Florida (3,626), New York (3,500) and Texas (2,450) reported the largest number of HIV/AIDS cases. While these three states account for 24 percent of the total state custody population, together they account for 46 percent of HIV/AIDS cases in state prison. New York continues to report large decreases (down 450) in the number of HIV/AIDS cases. Notable increases between 2007 and 2008 were in California (up 246), Missouri (up 169) and Florida (up 166).
Between 1995 and 2006 the number of state inmates who died from AIDS-related causes decreased 85 percent from 1,010 to 155. Continuing the downward trend, 120 state inmates died from AIDS-related causes in 2007. Among federal inmates, 13 died from AIDS-related causes in 2008, up from 10 in 2007.

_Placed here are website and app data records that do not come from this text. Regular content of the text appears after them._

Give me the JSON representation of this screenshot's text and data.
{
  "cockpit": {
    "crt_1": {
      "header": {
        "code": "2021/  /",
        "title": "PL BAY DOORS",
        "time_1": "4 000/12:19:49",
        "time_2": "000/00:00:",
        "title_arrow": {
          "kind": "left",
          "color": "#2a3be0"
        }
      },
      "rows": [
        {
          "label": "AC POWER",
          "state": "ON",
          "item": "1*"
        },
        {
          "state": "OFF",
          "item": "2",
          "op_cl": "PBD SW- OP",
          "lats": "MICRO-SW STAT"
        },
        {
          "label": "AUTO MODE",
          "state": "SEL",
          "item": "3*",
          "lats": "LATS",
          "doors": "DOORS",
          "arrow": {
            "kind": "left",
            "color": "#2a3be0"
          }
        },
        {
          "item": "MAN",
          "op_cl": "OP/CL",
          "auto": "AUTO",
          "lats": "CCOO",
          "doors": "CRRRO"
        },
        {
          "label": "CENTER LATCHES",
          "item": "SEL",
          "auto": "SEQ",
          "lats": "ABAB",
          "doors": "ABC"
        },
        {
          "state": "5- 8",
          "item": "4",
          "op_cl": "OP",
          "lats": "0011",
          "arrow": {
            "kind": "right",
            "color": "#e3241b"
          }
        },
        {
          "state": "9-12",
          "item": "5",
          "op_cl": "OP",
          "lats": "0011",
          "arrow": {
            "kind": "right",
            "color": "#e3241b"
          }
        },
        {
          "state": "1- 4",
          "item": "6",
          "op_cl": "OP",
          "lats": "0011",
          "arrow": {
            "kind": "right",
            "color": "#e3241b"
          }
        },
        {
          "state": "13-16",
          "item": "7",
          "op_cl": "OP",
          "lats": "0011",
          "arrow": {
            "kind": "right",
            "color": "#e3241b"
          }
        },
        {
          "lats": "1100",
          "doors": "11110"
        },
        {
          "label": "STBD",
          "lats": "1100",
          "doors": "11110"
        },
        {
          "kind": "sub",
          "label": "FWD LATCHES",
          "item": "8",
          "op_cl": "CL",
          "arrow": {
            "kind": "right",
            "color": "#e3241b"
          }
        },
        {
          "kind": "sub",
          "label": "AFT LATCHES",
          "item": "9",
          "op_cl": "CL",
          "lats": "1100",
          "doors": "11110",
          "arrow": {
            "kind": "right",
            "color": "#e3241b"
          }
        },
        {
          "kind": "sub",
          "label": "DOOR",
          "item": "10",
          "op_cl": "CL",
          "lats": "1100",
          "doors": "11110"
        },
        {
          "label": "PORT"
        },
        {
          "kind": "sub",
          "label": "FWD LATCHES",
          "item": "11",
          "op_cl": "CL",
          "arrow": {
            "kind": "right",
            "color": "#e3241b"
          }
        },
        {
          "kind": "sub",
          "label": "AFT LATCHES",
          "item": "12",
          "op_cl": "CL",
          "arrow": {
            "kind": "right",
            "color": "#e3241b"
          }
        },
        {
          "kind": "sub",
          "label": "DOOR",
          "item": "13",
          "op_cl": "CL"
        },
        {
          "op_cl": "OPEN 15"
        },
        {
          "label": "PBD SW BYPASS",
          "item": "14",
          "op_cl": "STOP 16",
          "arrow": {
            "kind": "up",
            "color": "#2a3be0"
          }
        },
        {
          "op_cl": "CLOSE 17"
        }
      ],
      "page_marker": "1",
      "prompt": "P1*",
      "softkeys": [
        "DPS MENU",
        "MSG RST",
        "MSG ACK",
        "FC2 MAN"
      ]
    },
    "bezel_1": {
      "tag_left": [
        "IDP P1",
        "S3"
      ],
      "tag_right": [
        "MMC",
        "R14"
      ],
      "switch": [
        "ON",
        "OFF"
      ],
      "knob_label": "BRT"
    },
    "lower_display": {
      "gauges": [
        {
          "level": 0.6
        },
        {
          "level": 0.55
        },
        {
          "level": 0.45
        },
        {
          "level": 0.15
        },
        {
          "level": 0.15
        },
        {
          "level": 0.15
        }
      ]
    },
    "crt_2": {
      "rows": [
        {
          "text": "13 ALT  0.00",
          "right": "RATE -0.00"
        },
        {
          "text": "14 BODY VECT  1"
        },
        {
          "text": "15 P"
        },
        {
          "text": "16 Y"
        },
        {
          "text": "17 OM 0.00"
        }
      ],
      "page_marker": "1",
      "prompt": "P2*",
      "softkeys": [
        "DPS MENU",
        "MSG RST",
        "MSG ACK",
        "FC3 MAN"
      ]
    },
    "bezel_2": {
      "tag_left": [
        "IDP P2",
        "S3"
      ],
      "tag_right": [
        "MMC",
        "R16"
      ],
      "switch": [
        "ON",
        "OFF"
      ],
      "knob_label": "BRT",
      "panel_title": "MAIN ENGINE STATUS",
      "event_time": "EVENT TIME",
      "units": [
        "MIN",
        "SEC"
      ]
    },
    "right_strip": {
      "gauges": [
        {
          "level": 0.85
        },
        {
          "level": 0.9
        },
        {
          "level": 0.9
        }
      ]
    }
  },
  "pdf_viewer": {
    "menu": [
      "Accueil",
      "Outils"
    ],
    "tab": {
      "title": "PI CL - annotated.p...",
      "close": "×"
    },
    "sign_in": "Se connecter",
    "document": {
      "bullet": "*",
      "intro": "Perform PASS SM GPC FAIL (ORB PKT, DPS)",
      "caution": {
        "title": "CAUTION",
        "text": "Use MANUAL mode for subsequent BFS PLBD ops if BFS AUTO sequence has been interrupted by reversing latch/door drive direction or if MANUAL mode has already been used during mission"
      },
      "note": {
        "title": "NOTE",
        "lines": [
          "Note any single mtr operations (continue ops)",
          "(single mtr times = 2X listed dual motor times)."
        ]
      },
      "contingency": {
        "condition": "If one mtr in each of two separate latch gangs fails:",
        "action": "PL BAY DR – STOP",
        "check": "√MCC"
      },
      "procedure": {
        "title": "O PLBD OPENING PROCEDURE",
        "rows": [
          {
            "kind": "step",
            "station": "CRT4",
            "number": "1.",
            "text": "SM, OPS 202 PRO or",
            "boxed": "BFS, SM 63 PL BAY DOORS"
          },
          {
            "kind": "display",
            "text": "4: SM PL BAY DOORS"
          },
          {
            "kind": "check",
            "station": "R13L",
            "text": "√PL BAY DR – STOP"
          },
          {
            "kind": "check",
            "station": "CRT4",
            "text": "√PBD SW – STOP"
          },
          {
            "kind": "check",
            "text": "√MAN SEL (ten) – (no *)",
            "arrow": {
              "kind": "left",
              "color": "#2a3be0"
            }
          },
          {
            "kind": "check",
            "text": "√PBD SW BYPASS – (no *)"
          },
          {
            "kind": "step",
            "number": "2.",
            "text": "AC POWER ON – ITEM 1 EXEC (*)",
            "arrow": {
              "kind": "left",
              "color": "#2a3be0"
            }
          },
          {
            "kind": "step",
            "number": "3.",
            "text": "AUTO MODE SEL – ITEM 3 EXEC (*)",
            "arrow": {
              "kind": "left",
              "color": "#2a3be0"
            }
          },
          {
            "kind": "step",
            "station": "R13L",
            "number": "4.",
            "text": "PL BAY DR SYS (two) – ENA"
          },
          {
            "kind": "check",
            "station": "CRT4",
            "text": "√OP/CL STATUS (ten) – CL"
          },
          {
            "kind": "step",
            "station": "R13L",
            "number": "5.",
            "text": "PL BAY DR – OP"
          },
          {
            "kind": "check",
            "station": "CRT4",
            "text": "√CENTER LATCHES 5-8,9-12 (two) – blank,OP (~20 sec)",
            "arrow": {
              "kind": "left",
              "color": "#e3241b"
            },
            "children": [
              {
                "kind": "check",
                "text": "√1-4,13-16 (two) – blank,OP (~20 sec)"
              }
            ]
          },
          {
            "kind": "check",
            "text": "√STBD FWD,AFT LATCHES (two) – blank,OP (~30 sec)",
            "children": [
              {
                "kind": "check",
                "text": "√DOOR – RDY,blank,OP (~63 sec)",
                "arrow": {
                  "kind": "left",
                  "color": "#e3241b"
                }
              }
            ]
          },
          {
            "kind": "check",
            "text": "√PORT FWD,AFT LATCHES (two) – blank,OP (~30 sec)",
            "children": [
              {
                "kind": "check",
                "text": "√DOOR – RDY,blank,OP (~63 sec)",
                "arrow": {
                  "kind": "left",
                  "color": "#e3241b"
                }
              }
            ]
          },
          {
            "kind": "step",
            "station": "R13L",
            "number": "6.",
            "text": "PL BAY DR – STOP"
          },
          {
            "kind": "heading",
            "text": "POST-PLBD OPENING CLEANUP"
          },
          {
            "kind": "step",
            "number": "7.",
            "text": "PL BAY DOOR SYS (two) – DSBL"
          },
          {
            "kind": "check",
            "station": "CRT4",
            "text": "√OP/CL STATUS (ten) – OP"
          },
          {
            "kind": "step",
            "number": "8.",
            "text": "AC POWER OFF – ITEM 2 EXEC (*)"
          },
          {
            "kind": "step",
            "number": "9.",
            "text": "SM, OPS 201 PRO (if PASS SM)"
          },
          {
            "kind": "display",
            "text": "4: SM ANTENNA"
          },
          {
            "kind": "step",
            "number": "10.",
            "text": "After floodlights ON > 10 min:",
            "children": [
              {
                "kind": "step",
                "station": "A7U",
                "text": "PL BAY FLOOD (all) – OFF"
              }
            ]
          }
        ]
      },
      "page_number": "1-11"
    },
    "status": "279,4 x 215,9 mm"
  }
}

During 2008, a total of 24 states reported testing all inmates for HIV at admission or sometime during custody. Among these 24 states, 23 tested at admission, five tested while in custody, and six tested upon release. Fifty states and the federal system tested inmates if they had HIV-related symptoms or if they requested an HIV test. Forty-two states and the federal system tested inmates after they were involved in an incident in which an inmate was exposed to a possible HIV transmission, and 18 states and the federal system tested inmates who belonged to specific high-risk groups.
The report, HIV in Prisons, 2007-08 (NCJ 228307), was written by BJS statistician Laura M. Maruschak and intern Randy Beavers. Following publication, the report can be found at http://www.ojp.usdoj.gov/bjs/abstract/hivp08.htm.
For additional information about the Bureau of Justice Statistics' statistical reports and programs, please visit the BJS Web site at http://www.ojp.usdoj.gov/bjs.
The Office of Justice Programs (OJP), headed by Assistant Attorney General Laurie O. Robinson, provides federal leadership in developing the nation's capacity to prevent and control crime, administer justice, and assist victims. OJP has five component bureaus: the Bureau of Justice Assistance; the Bureau of Justice Statistics; the National Institute of Justice; the Office of Juvenile Justice and Delinquency Prevention; and the Office for Victims of Crime. In addition, OJP has two program offices: the Community Capacity Development Office, which incorporates the Weed and Seed strategy, and the Office of Sex Offender Sentencing, Monitoring, Apprehending, Registering, and Tracking (SMART). More information can be found at http://www.ojp.gov.
SOURCE Office of Justice Programs - U.S. Department of Justice